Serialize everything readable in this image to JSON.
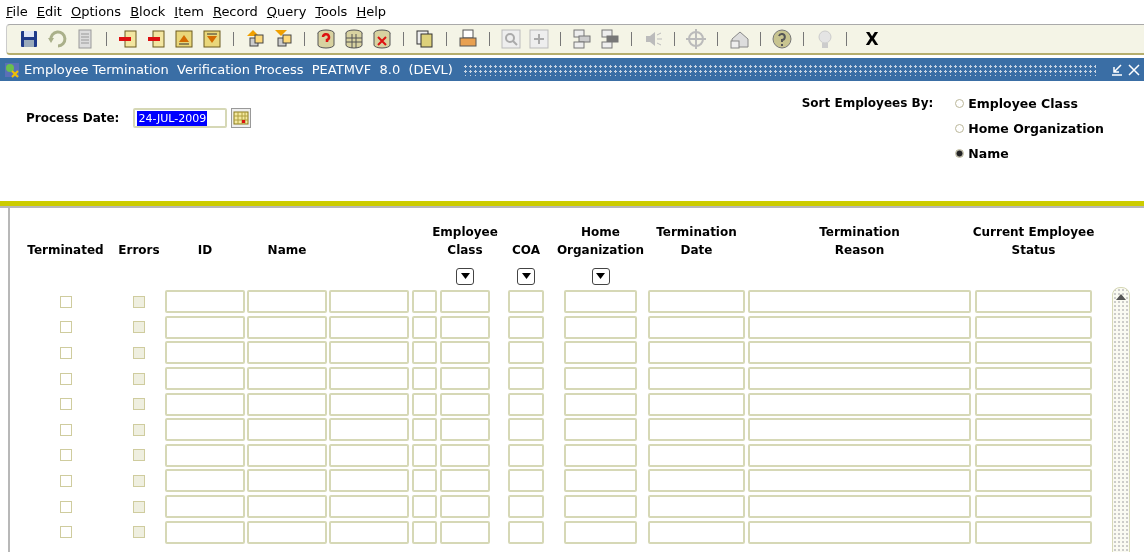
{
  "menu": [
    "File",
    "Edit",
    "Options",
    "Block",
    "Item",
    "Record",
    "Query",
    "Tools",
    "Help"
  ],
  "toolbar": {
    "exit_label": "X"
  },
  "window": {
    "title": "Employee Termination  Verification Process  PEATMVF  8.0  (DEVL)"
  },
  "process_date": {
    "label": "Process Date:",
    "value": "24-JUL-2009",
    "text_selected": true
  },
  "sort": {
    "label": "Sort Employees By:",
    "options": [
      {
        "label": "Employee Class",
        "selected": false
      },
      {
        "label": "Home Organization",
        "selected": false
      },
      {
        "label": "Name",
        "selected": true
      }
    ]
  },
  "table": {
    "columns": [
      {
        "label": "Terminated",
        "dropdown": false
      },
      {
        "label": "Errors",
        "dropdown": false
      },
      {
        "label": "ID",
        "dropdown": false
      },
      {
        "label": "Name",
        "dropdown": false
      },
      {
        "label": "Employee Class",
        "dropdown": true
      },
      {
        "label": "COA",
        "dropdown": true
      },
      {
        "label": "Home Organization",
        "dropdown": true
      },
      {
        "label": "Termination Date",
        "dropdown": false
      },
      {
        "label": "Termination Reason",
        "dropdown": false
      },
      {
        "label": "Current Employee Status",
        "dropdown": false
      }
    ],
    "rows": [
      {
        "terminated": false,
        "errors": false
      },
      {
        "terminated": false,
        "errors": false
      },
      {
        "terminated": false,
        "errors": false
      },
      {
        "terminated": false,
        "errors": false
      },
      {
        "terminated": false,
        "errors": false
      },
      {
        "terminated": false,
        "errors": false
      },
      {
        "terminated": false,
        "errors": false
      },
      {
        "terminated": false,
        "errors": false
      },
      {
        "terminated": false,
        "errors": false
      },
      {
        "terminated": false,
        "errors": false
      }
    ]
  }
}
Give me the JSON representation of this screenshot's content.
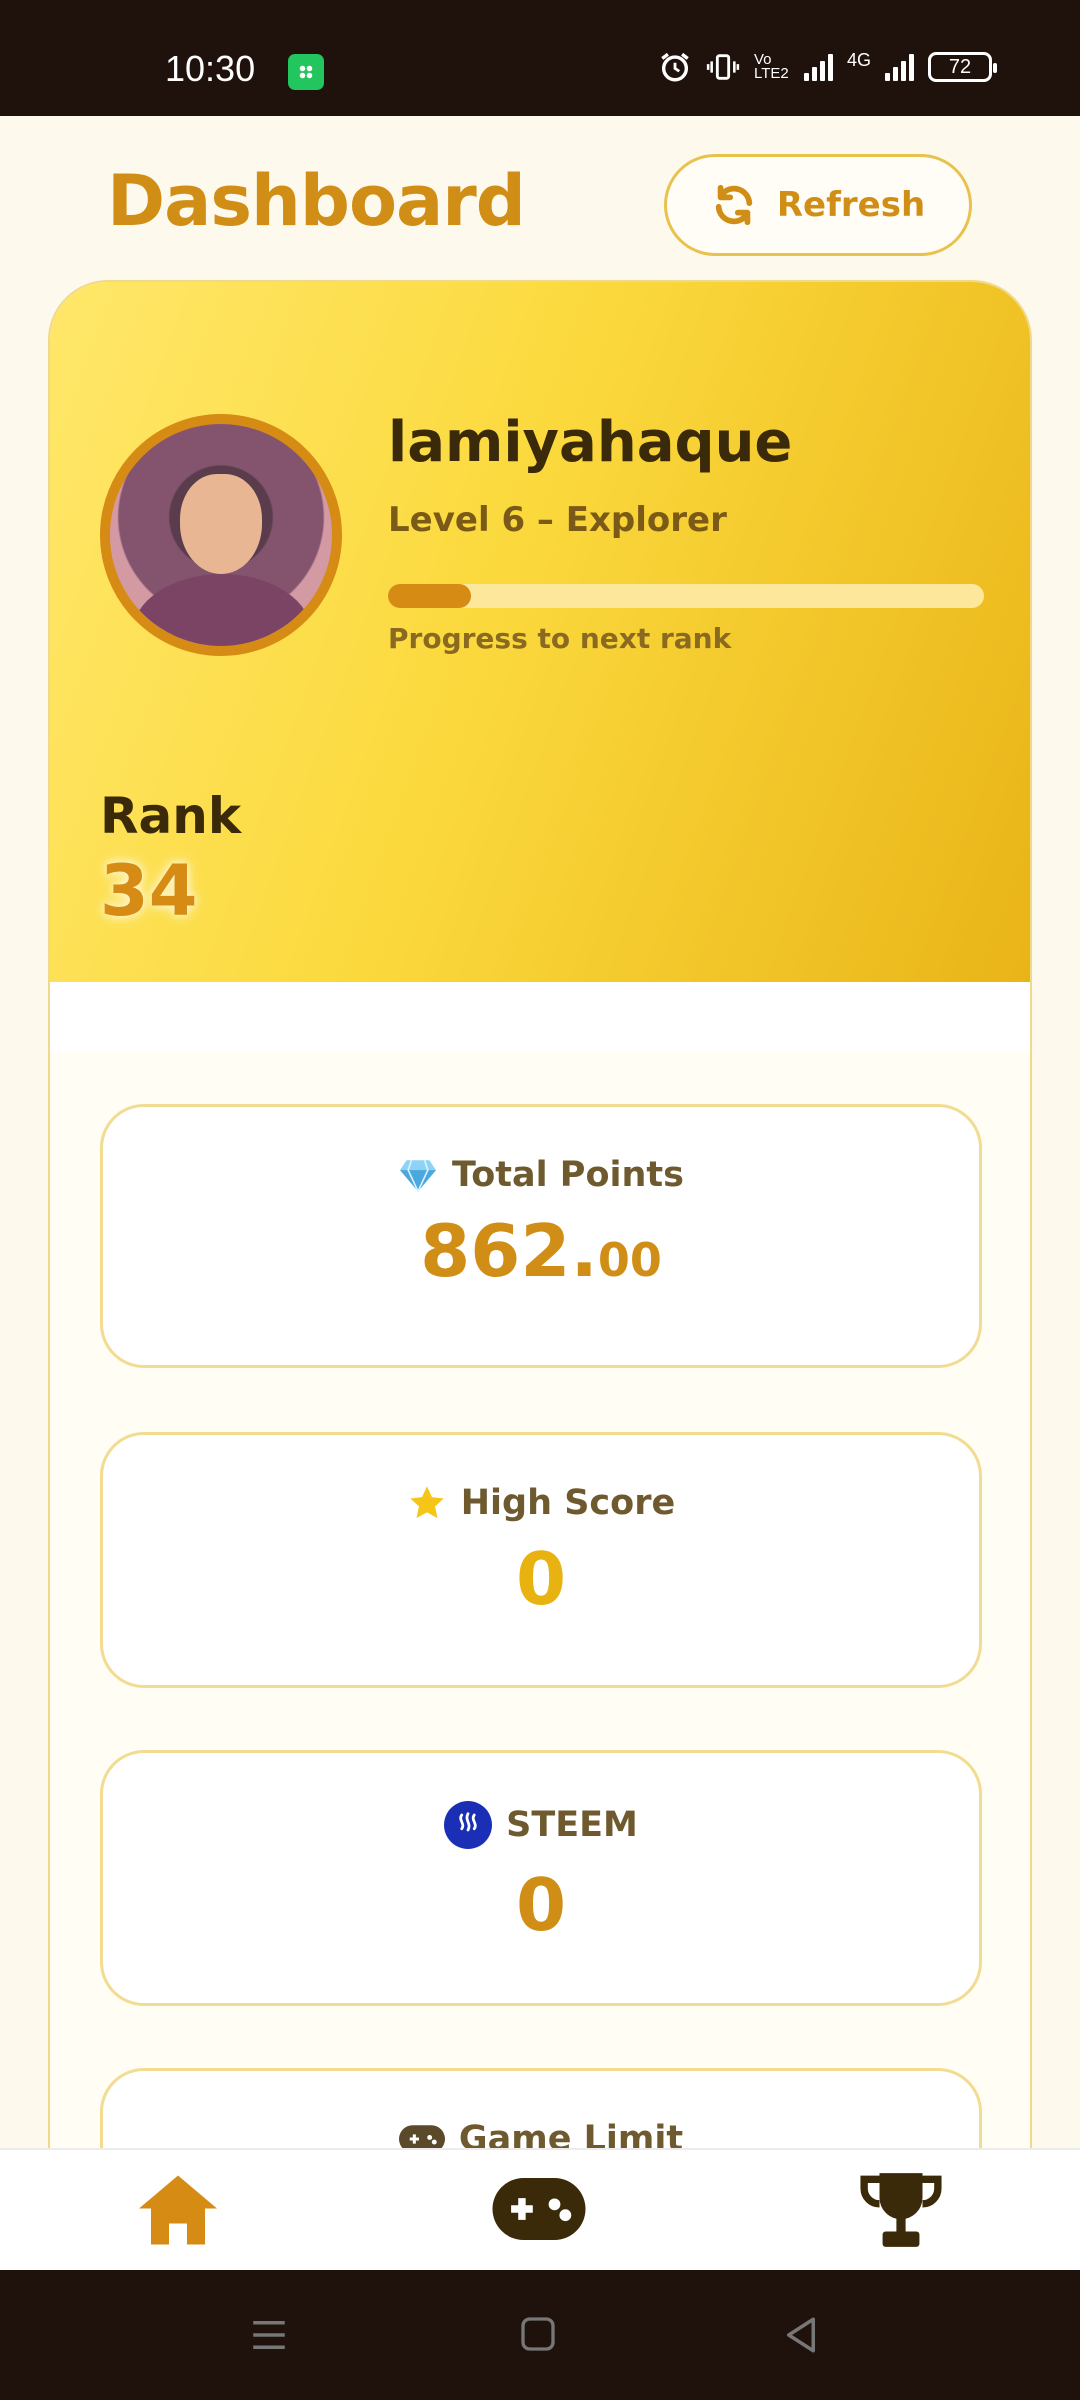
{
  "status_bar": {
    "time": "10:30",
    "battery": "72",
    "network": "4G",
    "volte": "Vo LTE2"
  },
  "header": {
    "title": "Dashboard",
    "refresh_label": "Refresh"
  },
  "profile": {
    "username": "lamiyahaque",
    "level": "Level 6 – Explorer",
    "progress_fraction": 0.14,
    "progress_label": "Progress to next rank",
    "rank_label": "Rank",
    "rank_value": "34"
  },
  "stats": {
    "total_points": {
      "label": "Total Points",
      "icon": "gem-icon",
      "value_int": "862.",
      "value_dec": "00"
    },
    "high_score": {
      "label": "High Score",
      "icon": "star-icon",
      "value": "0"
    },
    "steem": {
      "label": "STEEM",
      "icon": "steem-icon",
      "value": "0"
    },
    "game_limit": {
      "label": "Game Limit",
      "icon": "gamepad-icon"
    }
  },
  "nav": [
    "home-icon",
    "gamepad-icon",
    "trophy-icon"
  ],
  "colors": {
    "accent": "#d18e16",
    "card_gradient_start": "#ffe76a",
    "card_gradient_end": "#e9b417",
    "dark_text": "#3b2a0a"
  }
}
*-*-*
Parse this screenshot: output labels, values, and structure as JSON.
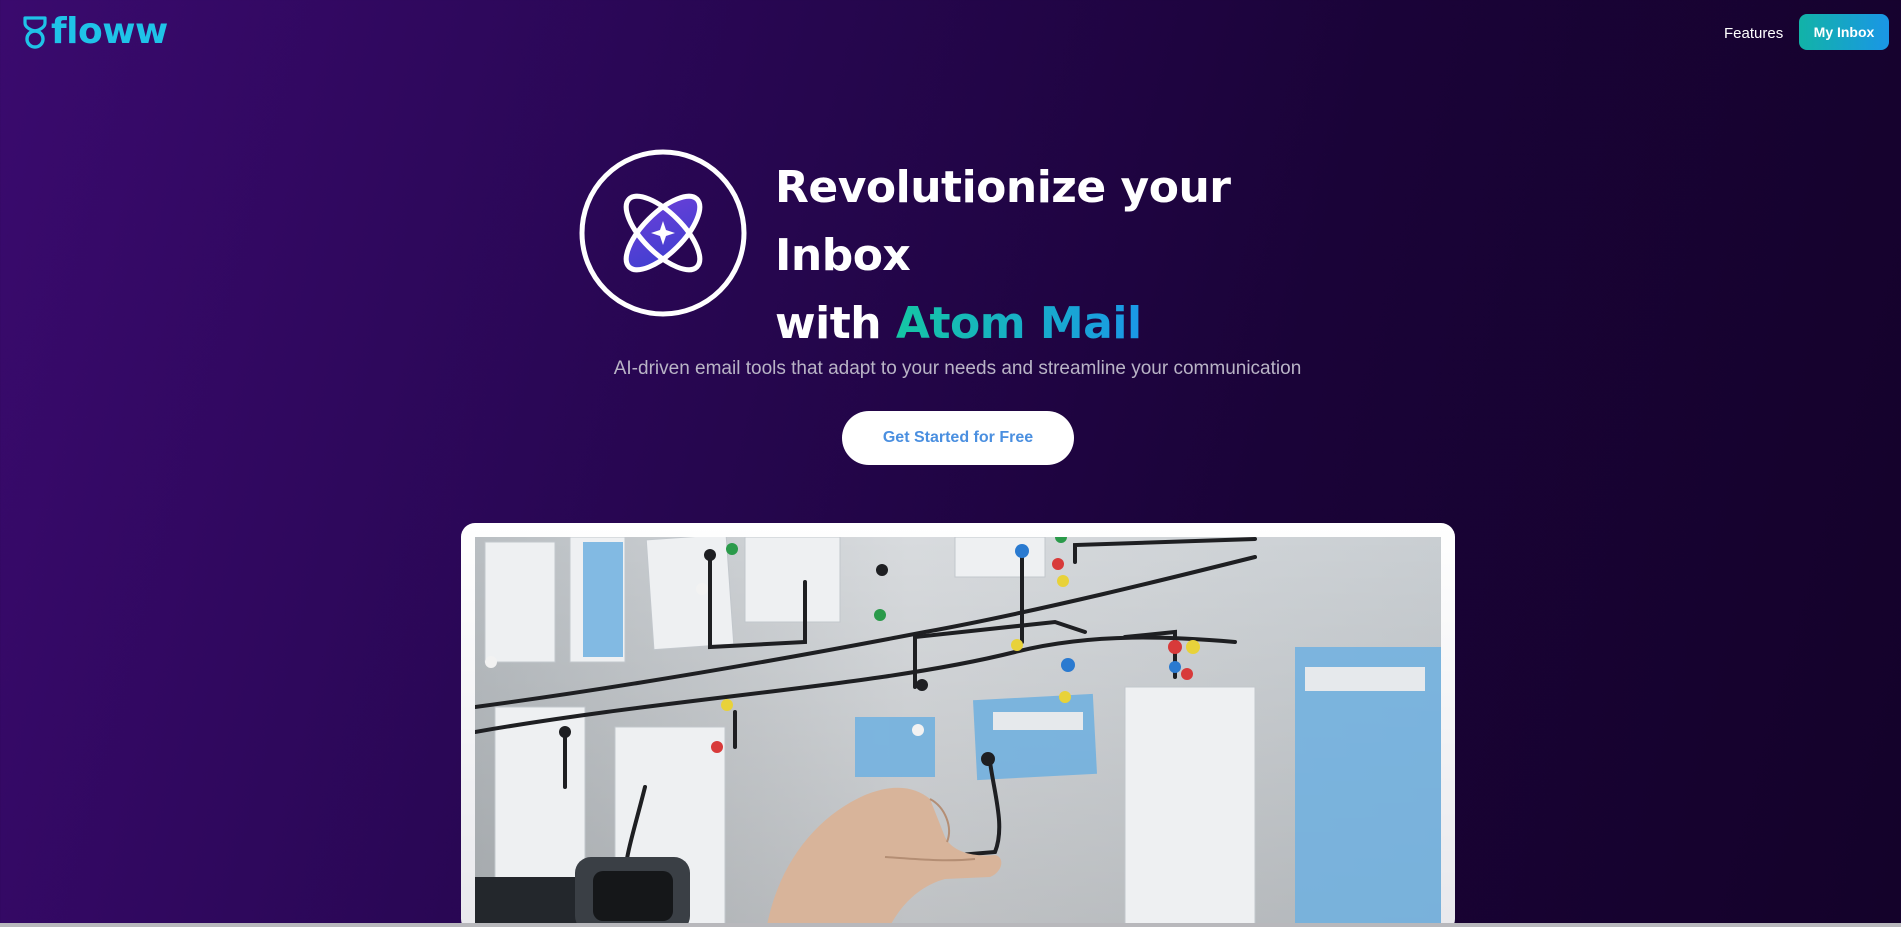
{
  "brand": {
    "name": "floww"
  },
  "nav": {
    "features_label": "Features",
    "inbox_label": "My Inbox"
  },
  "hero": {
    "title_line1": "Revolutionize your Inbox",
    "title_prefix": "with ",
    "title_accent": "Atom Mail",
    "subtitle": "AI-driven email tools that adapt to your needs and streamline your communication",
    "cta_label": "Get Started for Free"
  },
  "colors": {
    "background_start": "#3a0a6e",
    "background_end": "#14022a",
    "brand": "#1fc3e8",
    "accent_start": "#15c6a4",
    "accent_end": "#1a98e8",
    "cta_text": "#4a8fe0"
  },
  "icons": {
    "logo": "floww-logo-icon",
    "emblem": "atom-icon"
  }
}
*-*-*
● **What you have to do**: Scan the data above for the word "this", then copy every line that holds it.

● **Solution**:
Serialize everything readable in this image to JSON.
Give me the JSON representation of this screenshot's content.
Parse this screenshot: output labels, values, and structure as JSON.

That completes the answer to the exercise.